Bounty offered on film pirates
LOS ANGELES Film studios and movie theaters are offering rewards of up to $500 to theater employees who nab people using camcorders to record films.
The rewards program announced yesterday is the latest in a series of efforts to stem camcording piracy, which the Motion Picture Association of America estimates costs the industry billions of dollars each year.
The MPAA seized 52 million DVDs and other illegal copies of movies in 2003, many of which began as recordings made in theaters during the first few days of a movie's opening.
Hollywood studios already have cracked down on tapings made during pre-release showings, called screenings. Studios often search bags, use metal detectors and station people with night vision goggles in theaters to catch camcorders.
Studios have also been lobbying for state laws that make recording a movie in a theater a crime. In California, individuals can make a citizen's arrest of someone recording a movie.

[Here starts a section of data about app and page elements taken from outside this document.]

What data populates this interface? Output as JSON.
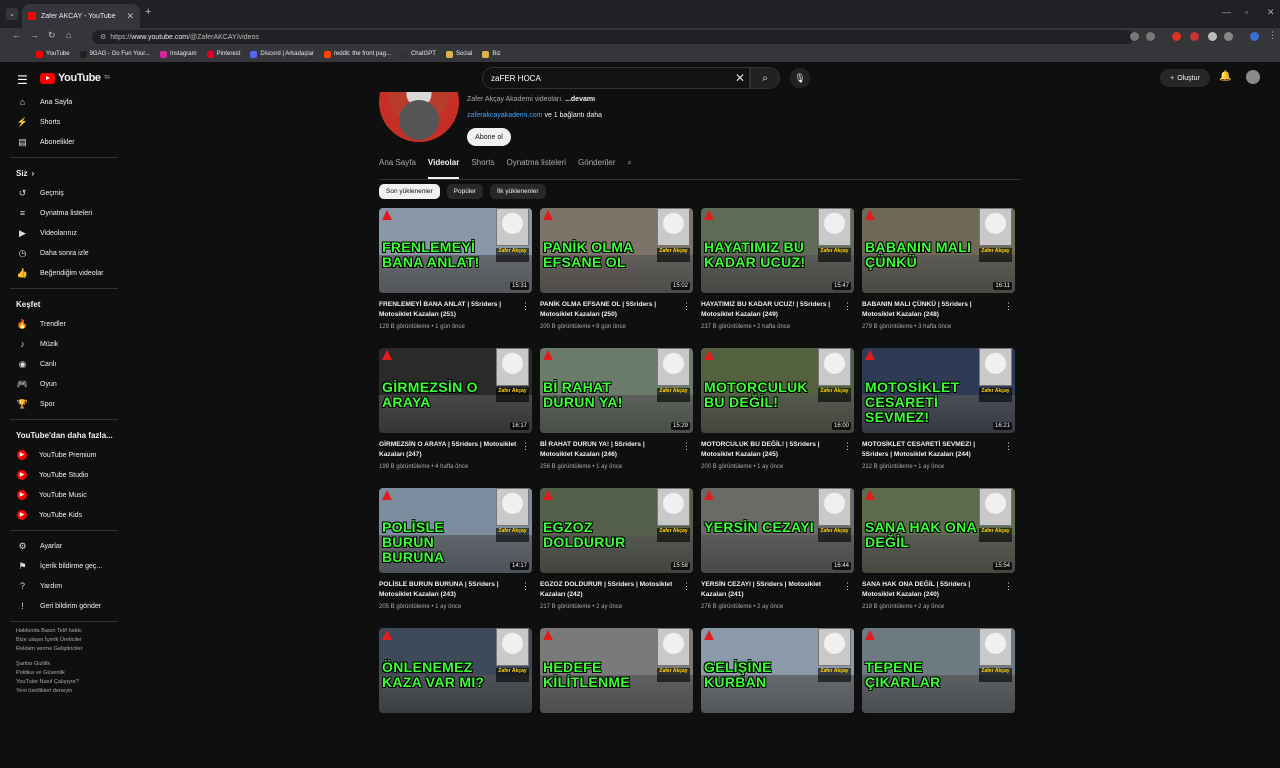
{
  "browser": {
    "tab_title": "Zafer AKCAY - YouTube",
    "url_scheme": "https://",
    "url_host": "www.youtube.com",
    "url_path": "/@ZaferAKCAY/videos",
    "bookmarks": [
      {
        "label": "YouTube",
        "color": "#ff0000"
      },
      {
        "label": "9GAG - Go Fun Your...",
        "color": "#222222"
      },
      {
        "label": "Instagram",
        "color": "#d6249f"
      },
      {
        "label": "Pinterest",
        "color": "#e60023"
      },
      {
        "label": "Discord | Arkadaşlar",
        "color": "#5865f2"
      },
      {
        "label": "reddit: the front pag...",
        "color": "#ff4500"
      },
      {
        "label": "ChatGPT",
        "color": "#333333"
      },
      {
        "label": "Social",
        "color": "#e0b24b"
      },
      {
        "label": "Biz",
        "color": "#e0b24b"
      }
    ]
  },
  "header": {
    "logo": "YouTube",
    "region": "TR",
    "search_value": "zaFER HOCA",
    "create_label": "Oluştur"
  },
  "sidebar": {
    "main": [
      {
        "label": "Ana Sayfa",
        "icon": "⌂"
      },
      {
        "label": "Shorts",
        "icon": "⚡"
      },
      {
        "label": "Abonelikler",
        "icon": "▤"
      }
    ],
    "you_heading": "Siz",
    "you": [
      {
        "label": "Geçmiş",
        "icon": "↺"
      },
      {
        "label": "Oynatma listeleri",
        "icon": "≡"
      },
      {
        "label": "Videolarınız",
        "icon": "▶"
      },
      {
        "label": "Daha sonra izle",
        "icon": "◷"
      },
      {
        "label": "Beğendiğim videolar",
        "icon": "👍"
      }
    ],
    "explore_heading": "Keşfet",
    "explore": [
      {
        "label": "Trendler",
        "icon": "🔥"
      },
      {
        "label": "Müzik",
        "icon": "♪"
      },
      {
        "label": "Canlı",
        "icon": "◉"
      },
      {
        "label": "Oyun",
        "icon": "🎮"
      },
      {
        "label": "Spor",
        "icon": "🏆"
      }
    ],
    "more_heading": "YouTube'dan daha fazla...",
    "more": [
      {
        "label": "YouTube Premium"
      },
      {
        "label": "YouTube Studio"
      },
      {
        "label": "YouTube Music"
      },
      {
        "label": "YouTube Kids"
      }
    ],
    "settings": [
      {
        "label": "Ayarlar",
        "icon": "⚙"
      },
      {
        "label": "İçerik bildirme geç...",
        "icon": "⚑"
      },
      {
        "label": "Yardım",
        "icon": "?"
      },
      {
        "label": "Geri bildirim gönder",
        "icon": "!"
      }
    ],
    "footer1": "Hakkında  Basın  Telif hakkı",
    "footer2": "Bize ulaşın  İçerik Üreticiler",
    "footer3": "Reklam verme  Geliştiriciler",
    "footer4": "Şartlar  Gizlilik",
    "footer5": "Politika ve Güvenlik",
    "footer6": "YouTube Nasıl Çalışıyor?",
    "footer7": "Yeni özellikleri deneyin"
  },
  "channel": {
    "desc": "Zafer Akçay Akademi videoları.",
    "more": "...devamı",
    "link": "zaferakcayakademi.com",
    "link_more": "ve 1 bağlantı daha",
    "subscribe": "Abone ol",
    "tabs": [
      "Ana Sayfa",
      "Videolar",
      "Shorts",
      "Oynatma listeleri",
      "Gönderiler"
    ],
    "chips": [
      "Son yüklenenler",
      "Popüler",
      "İlk yüklenenler"
    ]
  },
  "videos": [
    {
      "title": "FRENLEMEYİ BANA ANLAT | 5Sriders | Motosiklet Kazaları (251)",
      "meta": "129 B görüntüleme • 1 gün önce",
      "dur": "15:31",
      "ov": "FRENLEMEYİ BANA ANLAT!",
      "bg": "#8a97a8"
    },
    {
      "title": "PANİK OLMA EFSANE OL | 5Sriders | Motosiklet Kazaları (250)",
      "meta": "200 B görüntüleme • 8 gün önce",
      "dur": "15:02",
      "ov": "PANİK OLMA EFSANE OL",
      "bg": "#7c7468"
    },
    {
      "title": "HAYATIMIZ BU KADAR UCUZ! | 5Sriders | Motosiklet Kazaları (249)",
      "meta": "237 B görüntüleme • 2 hafta önce",
      "dur": "15:47",
      "ov": "HAYATIMIZ BU KADAR UCUZ!",
      "bg": "#5f6a57"
    },
    {
      "title": "BABANIN MALI ÇÜNKÜ | 5Sriders | Motosiklet Kazaları (248)",
      "meta": "279 B görüntüleme • 3 hafta önce",
      "dur": "16:11",
      "ov": "BABANIN MALI ÇÜNKÜ",
      "bg": "#6e6a55"
    },
    {
      "title": "GİRMEZSİN O ARAYA | 5Sriders | Motosiklet Kazaları (247)",
      "meta": "199 B görüntüleme • 4 hafta önce",
      "dur": "16:17",
      "ov": "GİRMEZSİN O ARAYA",
      "bg": "#2a2a2a"
    },
    {
      "title": "Bİ RAHAT DURUN YA! | 5Sriders | Motosiklet Kazaları (246)",
      "meta": "256 B görüntüleme • 1 ay önce",
      "dur": "15:29",
      "ov": "Bİ RAHAT DURUN YA!",
      "bg": "#6b7b6a"
    },
    {
      "title": "MOTORCULUK BU DEĞİL! | 5Sriders | Motosiklet Kazaları (245)",
      "meta": "200 B görüntüleme • 1 ay önce",
      "dur": "16:00",
      "ov": "MOTORCULUK BU DEĞİL!",
      "bg": "#54613f"
    },
    {
      "title": "MOTOSİKLET CESARETİ SEVMEZ! | 5Sriders | Motosiklet Kazaları (244)",
      "meta": "212 B görüntüleme • 1 ay önce",
      "dur": "16:21",
      "ov": "MOTOSİKLET CESARETİ SEVMEZ!",
      "bg": "#2f3a55"
    },
    {
      "title": "POLİSLE BURUN BURUNA | 5Sriders | Motosiklet Kazaları (243)",
      "meta": "205 B görüntüleme • 1 ay önce",
      "dur": "14:17",
      "ov": "POLİSLE BURUN BURUNA",
      "bg": "#7c8da0"
    },
    {
      "title": "EGZOZ DOLDURUR | 5Sriders | Motosiklet Kazaları (242)",
      "meta": "217 B görüntüleme • 2 ay önce",
      "dur": "15:58",
      "ov": "EGZOZ DOLDURUR",
      "bg": "#55604a"
    },
    {
      "title": "YERSİN CEZAYI | 5Sriders | Motosiklet Kazaları (241)",
      "meta": "276 B görüntüleme • 2 ay önce",
      "dur": "16:44",
      "ov": "YERSİN CEZAYI",
      "bg": "#6a6a66"
    },
    {
      "title": "SANA HAK ONA DEĞİL | 5Sriders | Motosiklet Kazaları (240)",
      "meta": "219 B görüntüleme • 2 ay önce",
      "dur": "15:54",
      "ov": "SANA HAK ONA DEĞİL",
      "bg": "#5d6b4f"
    },
    {
      "title": "",
      "meta": "",
      "dur": "",
      "ov": "ÖNLENEMEZ KAZA VAR MI?",
      "bg": "#3e4a5a"
    },
    {
      "title": "",
      "meta": "",
      "dur": "",
      "ov": "HEDEFE KİLİTLENME",
      "bg": "#7a7a7a"
    },
    {
      "title": "",
      "meta": "",
      "dur": "",
      "ov": "GELİŞİNE KURBAN",
      "bg": "#8a9aa8"
    },
    {
      "title": "",
      "meta": "",
      "dur": "",
      "ov": "TEPENE ÇIKARLAR",
      "bg": "#6d7a82"
    }
  ]
}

Under the new program, co-sponsored by the National Association of Theater Owners, U.S., theater employees can qualify for the reward by catching people with camcorders, notifying the police and stopping the illegal recording.